The required output is all lines below that contain the word "tmux".

[Element data from apps and pages]
· · · · ·

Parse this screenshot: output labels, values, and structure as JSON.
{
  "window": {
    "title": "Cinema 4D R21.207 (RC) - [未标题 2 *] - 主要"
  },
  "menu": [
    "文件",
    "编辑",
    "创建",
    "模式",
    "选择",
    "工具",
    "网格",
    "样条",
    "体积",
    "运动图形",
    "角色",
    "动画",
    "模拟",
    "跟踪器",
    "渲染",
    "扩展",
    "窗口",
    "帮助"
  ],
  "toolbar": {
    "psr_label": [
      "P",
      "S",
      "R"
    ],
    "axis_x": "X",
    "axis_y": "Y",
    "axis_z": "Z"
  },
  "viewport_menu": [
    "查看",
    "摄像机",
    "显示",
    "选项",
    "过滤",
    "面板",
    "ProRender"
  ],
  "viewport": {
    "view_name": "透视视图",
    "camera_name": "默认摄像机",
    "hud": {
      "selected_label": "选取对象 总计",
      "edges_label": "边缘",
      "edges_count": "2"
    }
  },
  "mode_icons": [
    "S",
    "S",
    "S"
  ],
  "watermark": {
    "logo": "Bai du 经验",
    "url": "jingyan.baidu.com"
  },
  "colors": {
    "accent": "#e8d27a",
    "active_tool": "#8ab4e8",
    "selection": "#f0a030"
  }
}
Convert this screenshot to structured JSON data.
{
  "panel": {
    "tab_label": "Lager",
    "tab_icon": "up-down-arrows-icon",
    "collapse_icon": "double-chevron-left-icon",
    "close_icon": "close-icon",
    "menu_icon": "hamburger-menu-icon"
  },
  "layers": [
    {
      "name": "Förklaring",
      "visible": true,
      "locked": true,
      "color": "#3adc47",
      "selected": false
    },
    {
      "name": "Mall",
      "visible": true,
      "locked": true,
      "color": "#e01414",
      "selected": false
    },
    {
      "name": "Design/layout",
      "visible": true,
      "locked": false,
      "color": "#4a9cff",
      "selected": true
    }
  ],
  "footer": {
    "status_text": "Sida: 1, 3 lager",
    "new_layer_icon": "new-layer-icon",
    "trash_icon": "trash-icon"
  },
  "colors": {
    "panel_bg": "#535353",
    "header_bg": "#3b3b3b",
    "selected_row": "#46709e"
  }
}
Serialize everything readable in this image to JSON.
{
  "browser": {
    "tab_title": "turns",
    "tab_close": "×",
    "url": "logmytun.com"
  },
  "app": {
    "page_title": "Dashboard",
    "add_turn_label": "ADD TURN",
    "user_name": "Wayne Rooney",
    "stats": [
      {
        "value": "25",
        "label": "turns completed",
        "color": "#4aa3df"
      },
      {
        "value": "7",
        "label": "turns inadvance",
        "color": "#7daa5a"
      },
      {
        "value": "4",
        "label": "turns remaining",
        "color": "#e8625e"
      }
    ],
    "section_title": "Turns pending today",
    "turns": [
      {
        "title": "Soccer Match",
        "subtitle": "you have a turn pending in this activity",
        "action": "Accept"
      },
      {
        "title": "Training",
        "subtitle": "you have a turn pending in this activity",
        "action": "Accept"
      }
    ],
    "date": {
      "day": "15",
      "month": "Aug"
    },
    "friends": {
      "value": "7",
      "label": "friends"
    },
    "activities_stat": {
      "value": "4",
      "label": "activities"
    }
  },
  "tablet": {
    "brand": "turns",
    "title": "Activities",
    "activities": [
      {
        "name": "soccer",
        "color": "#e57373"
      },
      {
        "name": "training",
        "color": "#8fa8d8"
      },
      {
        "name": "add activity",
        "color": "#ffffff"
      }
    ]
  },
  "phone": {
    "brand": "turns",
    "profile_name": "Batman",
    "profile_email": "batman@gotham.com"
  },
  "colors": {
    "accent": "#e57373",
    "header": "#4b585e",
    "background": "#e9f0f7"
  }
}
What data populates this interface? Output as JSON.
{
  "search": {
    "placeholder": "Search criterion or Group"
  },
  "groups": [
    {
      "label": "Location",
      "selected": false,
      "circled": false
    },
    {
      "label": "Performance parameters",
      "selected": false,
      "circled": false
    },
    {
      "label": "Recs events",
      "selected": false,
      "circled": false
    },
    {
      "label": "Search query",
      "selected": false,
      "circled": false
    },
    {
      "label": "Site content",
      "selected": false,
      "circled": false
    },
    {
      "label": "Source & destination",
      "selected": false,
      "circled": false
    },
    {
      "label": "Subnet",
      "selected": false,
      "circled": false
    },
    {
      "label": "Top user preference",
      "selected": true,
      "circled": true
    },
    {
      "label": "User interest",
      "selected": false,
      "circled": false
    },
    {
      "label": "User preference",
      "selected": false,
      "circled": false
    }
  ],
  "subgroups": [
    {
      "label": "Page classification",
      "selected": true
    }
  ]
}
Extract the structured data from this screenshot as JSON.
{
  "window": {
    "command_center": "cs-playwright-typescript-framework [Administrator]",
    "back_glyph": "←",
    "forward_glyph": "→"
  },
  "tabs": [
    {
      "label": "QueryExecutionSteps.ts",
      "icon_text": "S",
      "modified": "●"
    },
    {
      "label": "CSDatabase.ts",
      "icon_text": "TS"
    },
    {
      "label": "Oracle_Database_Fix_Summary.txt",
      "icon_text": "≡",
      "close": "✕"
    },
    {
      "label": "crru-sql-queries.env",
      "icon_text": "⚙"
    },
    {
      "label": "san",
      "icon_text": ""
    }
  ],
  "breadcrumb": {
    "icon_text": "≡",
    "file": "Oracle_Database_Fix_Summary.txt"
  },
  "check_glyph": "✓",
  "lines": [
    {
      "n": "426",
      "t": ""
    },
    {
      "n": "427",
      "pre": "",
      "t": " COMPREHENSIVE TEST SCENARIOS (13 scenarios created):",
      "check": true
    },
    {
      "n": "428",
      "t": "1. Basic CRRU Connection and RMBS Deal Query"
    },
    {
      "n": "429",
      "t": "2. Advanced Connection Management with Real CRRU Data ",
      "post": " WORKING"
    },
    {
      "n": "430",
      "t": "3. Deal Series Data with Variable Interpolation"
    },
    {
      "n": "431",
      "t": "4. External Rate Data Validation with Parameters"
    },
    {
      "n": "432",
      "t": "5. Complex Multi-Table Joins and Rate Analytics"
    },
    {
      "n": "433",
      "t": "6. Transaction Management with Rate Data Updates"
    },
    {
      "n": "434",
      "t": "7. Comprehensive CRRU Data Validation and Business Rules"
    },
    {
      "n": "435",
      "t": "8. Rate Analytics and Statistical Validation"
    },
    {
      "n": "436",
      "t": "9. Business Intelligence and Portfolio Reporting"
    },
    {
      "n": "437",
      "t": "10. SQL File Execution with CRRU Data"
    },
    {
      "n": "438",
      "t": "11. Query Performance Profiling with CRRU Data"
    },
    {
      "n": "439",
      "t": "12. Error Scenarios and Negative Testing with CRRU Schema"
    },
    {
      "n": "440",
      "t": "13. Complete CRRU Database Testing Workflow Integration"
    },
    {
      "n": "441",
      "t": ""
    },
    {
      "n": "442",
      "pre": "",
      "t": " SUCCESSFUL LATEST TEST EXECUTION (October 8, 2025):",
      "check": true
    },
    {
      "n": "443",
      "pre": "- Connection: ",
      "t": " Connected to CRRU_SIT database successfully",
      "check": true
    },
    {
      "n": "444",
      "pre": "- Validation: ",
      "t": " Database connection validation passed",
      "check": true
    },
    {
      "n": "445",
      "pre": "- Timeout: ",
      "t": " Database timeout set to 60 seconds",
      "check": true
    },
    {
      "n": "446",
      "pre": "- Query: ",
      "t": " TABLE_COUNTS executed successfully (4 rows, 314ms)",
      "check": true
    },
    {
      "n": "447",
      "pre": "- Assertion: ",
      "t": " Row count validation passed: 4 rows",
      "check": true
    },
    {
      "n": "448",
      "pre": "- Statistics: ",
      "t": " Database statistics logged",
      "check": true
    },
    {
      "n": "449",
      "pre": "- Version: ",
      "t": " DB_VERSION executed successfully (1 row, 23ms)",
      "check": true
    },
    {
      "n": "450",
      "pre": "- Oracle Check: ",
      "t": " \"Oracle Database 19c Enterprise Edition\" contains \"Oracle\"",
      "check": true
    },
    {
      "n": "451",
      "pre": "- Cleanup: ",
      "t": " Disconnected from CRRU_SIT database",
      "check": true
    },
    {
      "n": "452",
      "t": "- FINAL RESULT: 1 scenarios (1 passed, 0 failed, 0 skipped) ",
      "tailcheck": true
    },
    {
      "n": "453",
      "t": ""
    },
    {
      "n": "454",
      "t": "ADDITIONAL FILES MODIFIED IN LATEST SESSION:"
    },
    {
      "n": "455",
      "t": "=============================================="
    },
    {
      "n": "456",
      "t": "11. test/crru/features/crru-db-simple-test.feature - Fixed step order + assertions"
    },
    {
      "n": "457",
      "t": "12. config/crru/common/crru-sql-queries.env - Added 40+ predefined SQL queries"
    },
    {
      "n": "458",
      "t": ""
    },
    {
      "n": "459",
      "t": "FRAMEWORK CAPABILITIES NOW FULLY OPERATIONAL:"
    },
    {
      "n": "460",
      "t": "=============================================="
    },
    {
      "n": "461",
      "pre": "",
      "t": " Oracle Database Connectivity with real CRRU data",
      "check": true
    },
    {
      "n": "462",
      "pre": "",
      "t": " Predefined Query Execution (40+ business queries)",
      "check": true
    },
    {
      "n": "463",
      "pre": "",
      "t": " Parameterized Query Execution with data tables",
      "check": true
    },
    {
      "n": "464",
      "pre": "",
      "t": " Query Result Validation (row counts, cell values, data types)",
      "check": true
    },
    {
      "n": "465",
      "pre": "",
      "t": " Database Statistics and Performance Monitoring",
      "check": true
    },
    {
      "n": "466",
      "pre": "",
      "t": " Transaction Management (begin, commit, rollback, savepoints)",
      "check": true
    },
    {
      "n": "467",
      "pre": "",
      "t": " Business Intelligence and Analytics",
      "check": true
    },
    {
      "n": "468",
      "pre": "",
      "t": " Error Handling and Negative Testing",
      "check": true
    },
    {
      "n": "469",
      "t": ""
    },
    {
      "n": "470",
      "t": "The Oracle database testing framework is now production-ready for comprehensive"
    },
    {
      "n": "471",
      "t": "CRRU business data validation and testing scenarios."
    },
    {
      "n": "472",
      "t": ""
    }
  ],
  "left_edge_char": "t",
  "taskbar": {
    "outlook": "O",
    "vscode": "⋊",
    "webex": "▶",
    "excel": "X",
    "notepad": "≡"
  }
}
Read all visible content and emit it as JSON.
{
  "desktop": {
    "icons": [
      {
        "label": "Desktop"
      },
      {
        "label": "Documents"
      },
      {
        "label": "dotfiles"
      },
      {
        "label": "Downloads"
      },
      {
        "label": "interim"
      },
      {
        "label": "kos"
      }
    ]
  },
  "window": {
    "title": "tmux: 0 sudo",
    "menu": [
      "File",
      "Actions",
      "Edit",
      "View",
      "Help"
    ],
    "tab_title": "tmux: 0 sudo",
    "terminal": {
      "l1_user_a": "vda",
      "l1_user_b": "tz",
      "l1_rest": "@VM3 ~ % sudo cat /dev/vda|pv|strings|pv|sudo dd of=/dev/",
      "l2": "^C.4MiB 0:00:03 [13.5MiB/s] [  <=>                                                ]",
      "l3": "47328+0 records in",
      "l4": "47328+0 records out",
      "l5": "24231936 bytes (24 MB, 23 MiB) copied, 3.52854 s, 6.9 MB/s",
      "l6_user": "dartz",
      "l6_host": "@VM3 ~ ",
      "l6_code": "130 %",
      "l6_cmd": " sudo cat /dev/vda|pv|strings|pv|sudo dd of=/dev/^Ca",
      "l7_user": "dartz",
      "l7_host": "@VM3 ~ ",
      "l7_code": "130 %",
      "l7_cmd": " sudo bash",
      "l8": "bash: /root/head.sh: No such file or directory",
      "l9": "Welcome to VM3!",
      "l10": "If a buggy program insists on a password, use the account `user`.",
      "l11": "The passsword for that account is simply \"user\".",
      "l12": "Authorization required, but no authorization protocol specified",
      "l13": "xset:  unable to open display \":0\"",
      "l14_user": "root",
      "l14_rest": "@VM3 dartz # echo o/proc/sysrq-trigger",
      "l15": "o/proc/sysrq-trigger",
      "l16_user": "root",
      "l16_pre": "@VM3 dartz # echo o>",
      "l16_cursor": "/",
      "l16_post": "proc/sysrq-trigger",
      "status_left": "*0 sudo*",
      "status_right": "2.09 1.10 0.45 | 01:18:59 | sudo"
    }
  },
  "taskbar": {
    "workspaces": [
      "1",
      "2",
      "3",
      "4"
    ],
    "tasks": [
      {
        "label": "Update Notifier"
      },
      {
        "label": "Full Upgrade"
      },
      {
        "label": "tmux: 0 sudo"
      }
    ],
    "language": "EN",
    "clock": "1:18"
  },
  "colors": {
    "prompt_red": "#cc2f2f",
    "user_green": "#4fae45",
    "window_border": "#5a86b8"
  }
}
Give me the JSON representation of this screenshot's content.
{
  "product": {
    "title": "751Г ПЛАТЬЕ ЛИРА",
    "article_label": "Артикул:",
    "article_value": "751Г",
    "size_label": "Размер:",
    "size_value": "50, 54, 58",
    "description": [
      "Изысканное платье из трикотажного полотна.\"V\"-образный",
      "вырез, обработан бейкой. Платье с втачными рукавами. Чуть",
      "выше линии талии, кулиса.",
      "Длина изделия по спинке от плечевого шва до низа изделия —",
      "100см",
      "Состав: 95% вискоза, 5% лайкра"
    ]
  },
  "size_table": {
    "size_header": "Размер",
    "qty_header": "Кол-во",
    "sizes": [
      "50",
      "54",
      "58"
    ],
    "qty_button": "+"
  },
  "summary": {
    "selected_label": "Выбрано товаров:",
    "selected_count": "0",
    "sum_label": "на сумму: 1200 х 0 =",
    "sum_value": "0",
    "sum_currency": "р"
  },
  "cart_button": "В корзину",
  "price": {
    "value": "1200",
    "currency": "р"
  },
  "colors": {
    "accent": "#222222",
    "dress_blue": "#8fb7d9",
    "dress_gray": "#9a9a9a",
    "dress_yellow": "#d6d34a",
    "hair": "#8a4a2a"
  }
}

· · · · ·

■ SOLUTION:
    "title": "tmux: 0 sudo",
    "tab_title": "tmux: 0 sudo",
        "label": "tmux: 0 sudo"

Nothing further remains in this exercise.